WHAT NEEDS TO BE DONE
All records below must be written out exactly, with the pictures excluded.

===== RECORDS SHOWN =====

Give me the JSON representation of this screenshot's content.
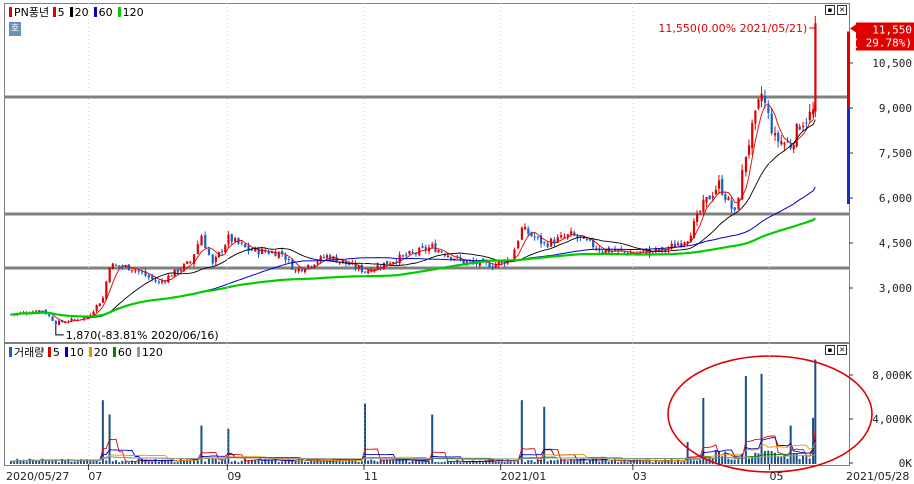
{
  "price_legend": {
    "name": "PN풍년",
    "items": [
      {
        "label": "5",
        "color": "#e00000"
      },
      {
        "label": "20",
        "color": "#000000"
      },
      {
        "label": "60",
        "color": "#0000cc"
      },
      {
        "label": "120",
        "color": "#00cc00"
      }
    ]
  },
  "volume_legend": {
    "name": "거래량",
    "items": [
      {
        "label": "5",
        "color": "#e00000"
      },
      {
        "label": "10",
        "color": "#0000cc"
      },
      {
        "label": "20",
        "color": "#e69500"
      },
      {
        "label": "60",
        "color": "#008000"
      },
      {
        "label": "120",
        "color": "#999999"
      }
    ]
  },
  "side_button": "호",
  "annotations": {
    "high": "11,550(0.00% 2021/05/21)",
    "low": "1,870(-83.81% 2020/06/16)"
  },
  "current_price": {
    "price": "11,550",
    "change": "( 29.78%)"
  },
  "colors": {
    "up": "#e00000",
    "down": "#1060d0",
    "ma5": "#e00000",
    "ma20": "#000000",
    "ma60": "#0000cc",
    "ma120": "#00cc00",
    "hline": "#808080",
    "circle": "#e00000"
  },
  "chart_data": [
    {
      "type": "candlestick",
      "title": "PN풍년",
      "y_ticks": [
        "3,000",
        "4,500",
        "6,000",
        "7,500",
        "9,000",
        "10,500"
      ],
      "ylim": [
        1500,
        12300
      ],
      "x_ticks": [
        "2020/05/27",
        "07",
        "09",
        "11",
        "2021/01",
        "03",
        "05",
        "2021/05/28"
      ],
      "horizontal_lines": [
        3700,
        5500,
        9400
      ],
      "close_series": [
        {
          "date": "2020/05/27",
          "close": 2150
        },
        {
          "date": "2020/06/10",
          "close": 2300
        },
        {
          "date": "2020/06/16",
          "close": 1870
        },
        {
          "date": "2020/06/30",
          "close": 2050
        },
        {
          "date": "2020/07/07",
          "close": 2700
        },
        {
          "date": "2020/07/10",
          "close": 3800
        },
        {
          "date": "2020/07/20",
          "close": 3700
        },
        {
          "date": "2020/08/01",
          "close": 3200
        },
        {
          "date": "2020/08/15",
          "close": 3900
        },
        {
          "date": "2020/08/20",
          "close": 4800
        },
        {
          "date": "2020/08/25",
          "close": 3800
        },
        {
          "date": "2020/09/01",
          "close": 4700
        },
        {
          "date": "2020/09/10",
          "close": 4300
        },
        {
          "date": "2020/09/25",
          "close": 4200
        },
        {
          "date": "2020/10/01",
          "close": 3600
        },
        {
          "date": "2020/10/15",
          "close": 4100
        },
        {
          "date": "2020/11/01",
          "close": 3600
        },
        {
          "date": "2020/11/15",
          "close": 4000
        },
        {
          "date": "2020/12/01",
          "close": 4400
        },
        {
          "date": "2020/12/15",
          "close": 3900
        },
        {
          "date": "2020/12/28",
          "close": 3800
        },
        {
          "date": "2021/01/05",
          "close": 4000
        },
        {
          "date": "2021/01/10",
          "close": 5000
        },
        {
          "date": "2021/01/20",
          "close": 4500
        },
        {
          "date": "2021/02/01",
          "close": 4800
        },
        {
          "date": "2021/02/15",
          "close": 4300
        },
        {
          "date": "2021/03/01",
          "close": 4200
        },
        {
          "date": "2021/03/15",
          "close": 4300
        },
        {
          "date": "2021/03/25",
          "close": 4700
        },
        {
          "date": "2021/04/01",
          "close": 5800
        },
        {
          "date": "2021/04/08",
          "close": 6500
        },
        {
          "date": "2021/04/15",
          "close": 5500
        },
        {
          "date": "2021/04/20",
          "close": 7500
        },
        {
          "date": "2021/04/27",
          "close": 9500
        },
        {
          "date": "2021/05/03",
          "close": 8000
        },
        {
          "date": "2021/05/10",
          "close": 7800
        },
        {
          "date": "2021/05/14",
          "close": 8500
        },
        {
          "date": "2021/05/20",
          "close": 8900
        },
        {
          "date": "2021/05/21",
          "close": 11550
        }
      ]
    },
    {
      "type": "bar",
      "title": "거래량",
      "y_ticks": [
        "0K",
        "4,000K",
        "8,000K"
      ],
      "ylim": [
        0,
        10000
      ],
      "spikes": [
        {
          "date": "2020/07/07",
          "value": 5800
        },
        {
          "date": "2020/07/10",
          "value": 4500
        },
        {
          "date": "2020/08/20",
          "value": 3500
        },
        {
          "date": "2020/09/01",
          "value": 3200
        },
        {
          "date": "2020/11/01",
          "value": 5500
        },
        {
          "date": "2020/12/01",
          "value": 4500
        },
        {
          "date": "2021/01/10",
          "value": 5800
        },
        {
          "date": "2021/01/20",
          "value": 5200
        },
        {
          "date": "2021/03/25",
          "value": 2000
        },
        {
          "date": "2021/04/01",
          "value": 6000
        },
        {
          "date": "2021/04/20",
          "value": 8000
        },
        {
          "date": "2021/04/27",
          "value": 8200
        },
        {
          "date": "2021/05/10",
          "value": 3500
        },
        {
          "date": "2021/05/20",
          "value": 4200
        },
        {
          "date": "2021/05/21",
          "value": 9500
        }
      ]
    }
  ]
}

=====

OUTPUT
Give me the JSON representation of this screenshot's content.
{
  "price_legend": {
    "name": "PN풍년",
    "items": [
      {
        "label": "5",
        "color": "#e00000"
      },
      {
        "label": "20",
        "color": "#000000"
      },
      {
        "label": "60",
        "color": "#0000cc"
      },
      {
        "label": "120",
        "color": "#00cc00"
      }
    ]
  },
  "volume_legend": {
    "name": "거래량",
    "items": [
      {
        "label": "5",
        "color": "#e00000"
      },
      {
        "label": "10",
        "color": "#0000cc"
      },
      {
        "label": "20",
        "color": "#e69500"
      },
      {
        "label": "60",
        "color": "#008000"
      },
      {
        "label": "120",
        "color": "#999999"
      }
    ]
  },
  "side_button": "호",
  "annotations": {
    "high": "11,550(0.00% 2021/05/21)",
    "low": "1,870(-83.81% 2020/06/16)"
  },
  "current_price": {
    "price": "11,550",
    "change": "( 29.78%)"
  },
  "colors": {
    "up": "#e00000",
    "down": "#1060d0",
    "ma5": "#e00000",
    "ma20": "#000000",
    "ma60": "#0000cc",
    "ma120": "#00cc00",
    "hline": "#808080",
    "circle": "#e00000"
  },
  "chart_data": [
    {
      "type": "candlestick",
      "title": "PN풍년",
      "y_ticks": [
        "3,000",
        "4,500",
        "6,000",
        "7,500",
        "9,000",
        "10,500"
      ],
      "ylim": [
        1500,
        12300
      ],
      "x_ticks": [
        "2020/05/27",
        "07",
        "09",
        "11",
        "2021/01",
        "03",
        "05",
        "2021/05/28"
      ],
      "horizontal_lines": [
        3700,
        5500,
        9400
      ],
      "close_series": [
        {
          "date": "2020/05/27",
          "close": 2150
        },
        {
          "date": "2020/06/10",
          "close": 2300
        },
        {
          "date": "2020/06/16",
          "close": 1870
        },
        {
          "date": "2020/06/30",
          "close": 2050
        },
        {
          "date": "2020/07/07",
          "close": 2700
        },
        {
          "date": "2020/07/10",
          "close": 3800
        },
        {
          "date": "2020/07/20",
          "close": 3700
        },
        {
          "date": "2020/08/01",
          "close": 3200
        },
        {
          "date": "2020/08/15",
          "close": 3900
        },
        {
          "date": "2020/08/20",
          "close": 4800
        },
        {
          "date": "2020/08/25",
          "close": 3800
        },
        {
          "date": "2020/09/01",
          "close": 4700
        },
        {
          "date": "2020/09/10",
          "close": 4300
        },
        {
          "date": "2020/09/25",
          "close": 4200
        },
        {
          "date": "2020/10/01",
          "close": 3600
        },
        {
          "date": "2020/10/15",
          "close": 4100
        },
        {
          "date": "2020/11/01",
          "close": 3600
        },
        {
          "date": "2020/11/15",
          "close": 4000
        },
        {
          "date": "2020/12/01",
          "close": 4400
        },
        {
          "date": "2020/12/15",
          "close": 3900
        },
        {
          "date": "2020/12/28",
          "close": 3800
        },
        {
          "date": "2021/01/05",
          "close": 4000
        },
        {
          "date": "2021/01/10",
          "close": 5000
        },
        {
          "date": "2021/01/20",
          "close": 4500
        },
        {
          "date": "2021/02/01",
          "close": 4800
        },
        {
          "date": "2021/02/15",
          "close": 4300
        },
        {
          "date": "2021/03/01",
          "close": 4200
        },
        {
          "date": "2021/03/15",
          "close": 4300
        },
        {
          "date": "2021/03/25",
          "close": 4700
        },
        {
          "date": "2021/04/01",
          "close": 5800
        },
        {
          "date": "2021/04/08",
          "close": 6500
        },
        {
          "date": "2021/04/15",
          "close": 5500
        },
        {
          "date": "2021/04/20",
          "close": 7500
        },
        {
          "date": "2021/04/27",
          "close": 9500
        },
        {
          "date": "2021/05/03",
          "close": 8000
        },
        {
          "date": "2021/05/10",
          "close": 7800
        },
        {
          "date": "2021/05/14",
          "close": 8500
        },
        {
          "date": "2021/05/20",
          "close": 8900
        },
        {
          "date": "2021/05/21",
          "close": 11550
        }
      ]
    },
    {
      "type": "bar",
      "title": "거래량",
      "y_ticks": [
        "0K",
        "4,000K",
        "8,000K"
      ],
      "ylim": [
        0,
        10000
      ],
      "spikes": [
        {
          "date": "2020/07/07",
          "value": 5800
        },
        {
          "date": "2020/07/10",
          "value": 4500
        },
        {
          "date": "2020/08/20",
          "value": 3500
        },
        {
          "date": "2020/09/01",
          "value": 3200
        },
        {
          "date": "2020/11/01",
          "value": 5500
        },
        {
          "date": "2020/12/01",
          "value": 4500
        },
        {
          "date": "2021/01/10",
          "value": 5800
        },
        {
          "date": "2021/01/20",
          "value": 5200
        },
        {
          "date": "2021/03/25",
          "value": 2000
        },
        {
          "date": "2021/04/01",
          "value": 6000
        },
        {
          "date": "2021/04/20",
          "value": 8000
        },
        {
          "date": "2021/04/27",
          "value": 8200
        },
        {
          "date": "2021/05/10",
          "value": 3500
        },
        {
          "date": "2021/05/20",
          "value": 4200
        },
        {
          "date": "2021/05/21",
          "value": 9500
        }
      ]
    }
  ]
}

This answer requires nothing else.